A standout student-athlete in Penn State's College of Agricultural Sciences recently received a prestigious academic award. Maggie Harding, a redshirt sophomore on the women's volleyball team, was named the recipient of the Elite 89 award for the 2012 NCAA Division I Women's Volleyball Championship. Harding, of State College, who is majoring in food science, carried a 4.0 grade point average into the tournament. She was presented with the award during the women's volleyball banquet on Dec. 12 in Louisville, Ky.
Seems like every month there is a new food scare that makes the national news. Most recently, it was antibiotic-resistant bacterial pathogens found in pork.
Three graduate students studying food science, with an emphasis in sensory science, in Penn State's College of Agricultural Sciences won awards in a poster contest held at the recent 2012 Society for Sensory Professionals Conference in Jersey City, N.J.
A four-student team from Penn State's College of Agricultural Sciences recently finished second in the Collegiate Dairy Products Evaluation Contest.It was the University's first entry into the contest after a seven-year absence. Team members included senior Food Science majors Kelsey Rogers, of Howard; Megan Woo, of San Francisco; Jennifer Updegrove, of Oley; and Allison Hoy, of Pittsburgh.
For those fortunate hunters who bag a deer in the upcoming season, a food-safety specialist in Penn State's College of Agricultural Sciences offers some advice for field dressing and storing the carcass properly and processing the meat.
An ingredient in green tea that helps reduce blood sugar spikes in mice may lead to new diet strategies for people, according to Penn State food scientists.
As Penn State celebrates 150 years of graduate education, Research Unplugged featured a graduate student researcher at the third talk in its six-event series. Food science doctoral candidate Nadia Byrnes and her faculty mentor, John Hayes, presented "Some Like it Hot: The Science Behind Our Food Preferences." Hayes is assistant professor of food science and director of the University's Sensory Evaluation Center.
Pasteurization is a crucial element in producing safe, high quality dairy products, and most companies in the business of producing them are very committed to the process. To provide the latest information on pasteurization, Penn State's College of Agricultural Sciences is offering a workshop designed for plant supervisors and quality-control and maintenance personnel.
After Hurricane Sandy ravaged the Northeast, people and businesses face the daunting task of recovery. One of the biggest questions they confront is what to do with food, according to a food safety expert in Penn State's College of Agricultural Sciences.
Cheese making is a complex process involving many factors that must be considered -- it's not as easy as simply looking up a recipe on the Internet.
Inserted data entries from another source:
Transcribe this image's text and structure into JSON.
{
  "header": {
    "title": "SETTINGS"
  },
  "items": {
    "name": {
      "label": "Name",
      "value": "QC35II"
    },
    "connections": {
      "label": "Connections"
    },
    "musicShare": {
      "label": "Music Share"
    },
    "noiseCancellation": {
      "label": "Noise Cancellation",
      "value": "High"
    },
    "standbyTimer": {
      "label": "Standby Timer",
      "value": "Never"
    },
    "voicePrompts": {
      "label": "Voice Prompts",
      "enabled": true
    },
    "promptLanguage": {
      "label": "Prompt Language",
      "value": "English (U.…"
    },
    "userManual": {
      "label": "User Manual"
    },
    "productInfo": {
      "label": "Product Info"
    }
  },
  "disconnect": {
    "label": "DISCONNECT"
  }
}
If you are serious about making fine cheese, you likely need some help.
Tawfik Sharkasi of Barrington, Ill., is one of nineteen Penn State alumni to be honored for their outstanding professional accomplishments and given the lifelong title of Alumni Fellow, the highest award given by the Penn State Alumni Association.
Time was when every deer hunter was taught how to butcher a deer, process the meat and prepare a variety of tasty venison dishes. But these days, it sometimes seems as though that vital information is not passed down.
Dark chocolate lovers can handle a wider range of bitter tastes before rejection compared to milk chocolate fans, according to Penn State food scientists.
Penn State Extension and the Pennsylvania Department of Agriculture will host three Mock Farm Food Safety Audits this summer to promote the safety of fresh produce.
With what seems to be an ongoing wave of news reports linking foodborne illness to fresh produce, many consumers are questioning whether it is worth the risk. But Martin Bucknavage, extension food-safety specialist in Penn State's College of Agricultural Sciences, emphasizes that the benefits far outweigh the risks when it comes to consuming fresh fruits and vegetables.
A four-student team from Penn State's College of Agricultural Sciences recently finished first in the American Meat Science Association Reciprocal Meats Conference competition.
When it comes to food choice, Nadia Byrnes is something of a natural. “My friends always joke that when they need a new place to eat they don’t Google it, they just ask me,” says the Penn State doctoral student. “My bucket list is restaurants.”
Mid-summer is a satisfying time for home growers and gardeners. From asparagus to peas and from strawberries to rhubarb, many of our favorite fruits and vegetables ripen and become ready for picking.
This time of year marks the migration of dining to the great outdoors -- truly summer grilling and picnicking remain a great American passion. But do it wisely, urges a food-safety expert in Penn State's College of Agricultural Sciences, and avoid common mistakes that make people sick every year.
A process that spins starch into fine strands could take the sting out of removing bandages, as well as produce less expensive and more environmentally-friendly toilet paper, napkins and other products, according to Penn State food scientists.